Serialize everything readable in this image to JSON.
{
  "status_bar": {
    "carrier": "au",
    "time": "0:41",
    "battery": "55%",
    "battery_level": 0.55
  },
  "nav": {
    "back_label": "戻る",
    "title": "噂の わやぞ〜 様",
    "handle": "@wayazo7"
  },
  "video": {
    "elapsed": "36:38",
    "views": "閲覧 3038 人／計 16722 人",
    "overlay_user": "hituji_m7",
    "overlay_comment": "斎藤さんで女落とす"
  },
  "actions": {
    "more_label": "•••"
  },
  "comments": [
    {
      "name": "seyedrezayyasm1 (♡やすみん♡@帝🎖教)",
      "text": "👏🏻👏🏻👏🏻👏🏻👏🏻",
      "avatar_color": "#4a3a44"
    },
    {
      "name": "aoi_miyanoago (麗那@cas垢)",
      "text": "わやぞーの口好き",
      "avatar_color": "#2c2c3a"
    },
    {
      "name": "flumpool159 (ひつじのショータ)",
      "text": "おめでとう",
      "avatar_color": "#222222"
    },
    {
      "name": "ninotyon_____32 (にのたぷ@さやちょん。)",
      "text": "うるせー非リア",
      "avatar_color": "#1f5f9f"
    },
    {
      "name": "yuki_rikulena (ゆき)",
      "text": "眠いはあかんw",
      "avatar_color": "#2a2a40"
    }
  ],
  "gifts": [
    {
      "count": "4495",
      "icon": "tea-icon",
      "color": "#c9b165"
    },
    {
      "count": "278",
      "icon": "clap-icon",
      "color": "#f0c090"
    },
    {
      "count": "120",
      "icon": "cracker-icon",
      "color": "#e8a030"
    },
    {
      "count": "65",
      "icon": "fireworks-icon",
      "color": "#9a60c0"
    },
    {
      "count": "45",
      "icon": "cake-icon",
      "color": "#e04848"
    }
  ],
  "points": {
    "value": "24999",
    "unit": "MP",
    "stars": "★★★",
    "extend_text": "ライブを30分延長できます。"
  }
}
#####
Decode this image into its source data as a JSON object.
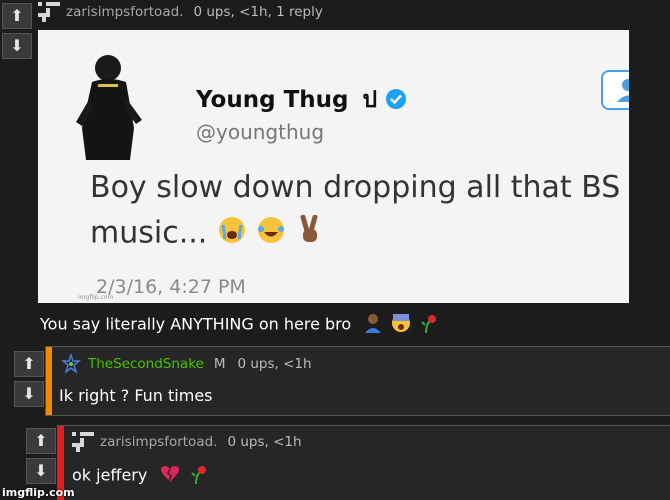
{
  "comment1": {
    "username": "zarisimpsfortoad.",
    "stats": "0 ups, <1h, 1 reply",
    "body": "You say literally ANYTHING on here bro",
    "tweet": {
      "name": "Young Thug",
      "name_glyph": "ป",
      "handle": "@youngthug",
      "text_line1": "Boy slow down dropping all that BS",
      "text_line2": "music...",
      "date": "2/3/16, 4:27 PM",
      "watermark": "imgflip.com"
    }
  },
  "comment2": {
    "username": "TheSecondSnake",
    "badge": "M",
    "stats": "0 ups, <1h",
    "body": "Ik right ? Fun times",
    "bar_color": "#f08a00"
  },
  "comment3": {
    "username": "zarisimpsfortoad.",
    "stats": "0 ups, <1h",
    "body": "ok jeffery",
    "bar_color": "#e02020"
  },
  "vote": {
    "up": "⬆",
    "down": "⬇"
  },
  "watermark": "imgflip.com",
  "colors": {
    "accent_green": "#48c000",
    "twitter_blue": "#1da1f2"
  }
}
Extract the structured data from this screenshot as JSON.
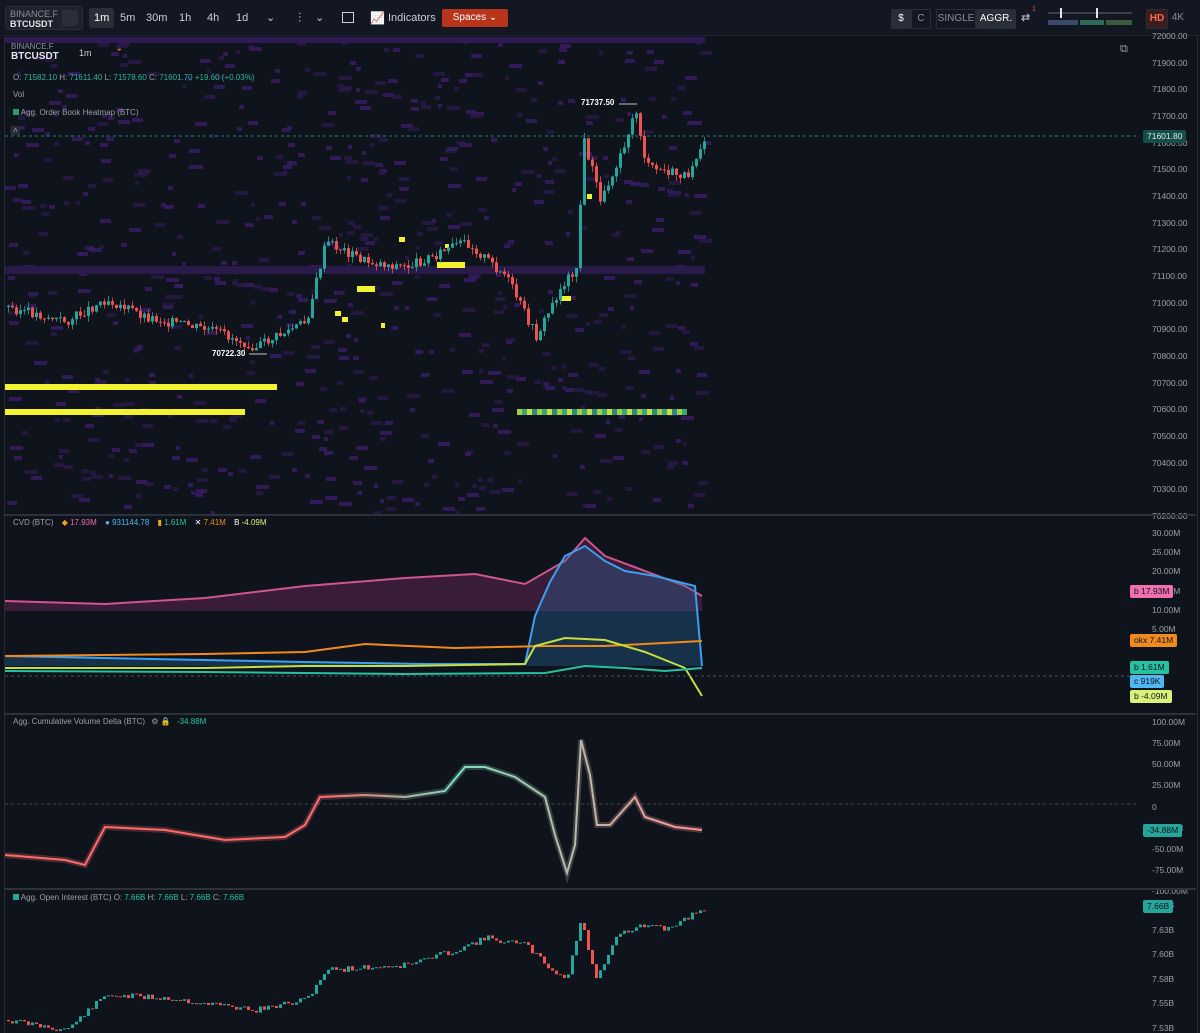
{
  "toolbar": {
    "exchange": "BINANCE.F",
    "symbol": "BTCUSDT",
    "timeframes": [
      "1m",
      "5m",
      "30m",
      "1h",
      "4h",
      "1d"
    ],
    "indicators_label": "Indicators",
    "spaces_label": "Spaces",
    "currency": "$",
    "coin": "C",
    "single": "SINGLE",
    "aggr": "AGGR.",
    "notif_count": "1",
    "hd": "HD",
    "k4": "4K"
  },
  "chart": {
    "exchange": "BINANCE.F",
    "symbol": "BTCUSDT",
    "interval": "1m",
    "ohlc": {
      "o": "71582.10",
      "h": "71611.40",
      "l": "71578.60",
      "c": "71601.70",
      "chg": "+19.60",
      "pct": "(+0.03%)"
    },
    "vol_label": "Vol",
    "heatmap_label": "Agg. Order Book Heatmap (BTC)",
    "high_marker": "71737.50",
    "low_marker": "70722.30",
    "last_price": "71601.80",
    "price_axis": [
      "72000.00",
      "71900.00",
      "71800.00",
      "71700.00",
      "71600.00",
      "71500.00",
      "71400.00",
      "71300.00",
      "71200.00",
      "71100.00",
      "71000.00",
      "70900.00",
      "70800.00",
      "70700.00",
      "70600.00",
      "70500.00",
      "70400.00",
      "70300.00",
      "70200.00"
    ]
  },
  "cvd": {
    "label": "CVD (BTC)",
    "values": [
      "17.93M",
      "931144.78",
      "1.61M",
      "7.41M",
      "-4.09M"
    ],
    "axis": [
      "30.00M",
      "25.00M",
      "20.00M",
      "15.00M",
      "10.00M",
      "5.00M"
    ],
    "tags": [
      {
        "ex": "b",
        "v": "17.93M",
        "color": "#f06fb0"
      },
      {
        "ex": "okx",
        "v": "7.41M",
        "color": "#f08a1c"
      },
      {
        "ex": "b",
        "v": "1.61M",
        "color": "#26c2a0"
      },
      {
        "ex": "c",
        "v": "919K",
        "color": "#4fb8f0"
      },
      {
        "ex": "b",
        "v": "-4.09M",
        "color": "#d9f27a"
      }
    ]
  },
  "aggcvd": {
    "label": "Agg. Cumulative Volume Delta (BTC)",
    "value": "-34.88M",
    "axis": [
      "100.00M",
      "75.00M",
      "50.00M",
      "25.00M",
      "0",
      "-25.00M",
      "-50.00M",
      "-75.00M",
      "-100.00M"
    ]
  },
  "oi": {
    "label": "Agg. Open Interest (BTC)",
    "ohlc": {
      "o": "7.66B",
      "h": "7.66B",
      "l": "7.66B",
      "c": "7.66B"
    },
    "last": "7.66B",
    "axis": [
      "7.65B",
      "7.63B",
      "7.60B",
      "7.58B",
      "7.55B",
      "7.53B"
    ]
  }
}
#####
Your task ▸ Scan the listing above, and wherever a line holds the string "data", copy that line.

Response box ▸
Decode this image into its source data as a JSON object.
Extract the structured data from this screenshot as JSON.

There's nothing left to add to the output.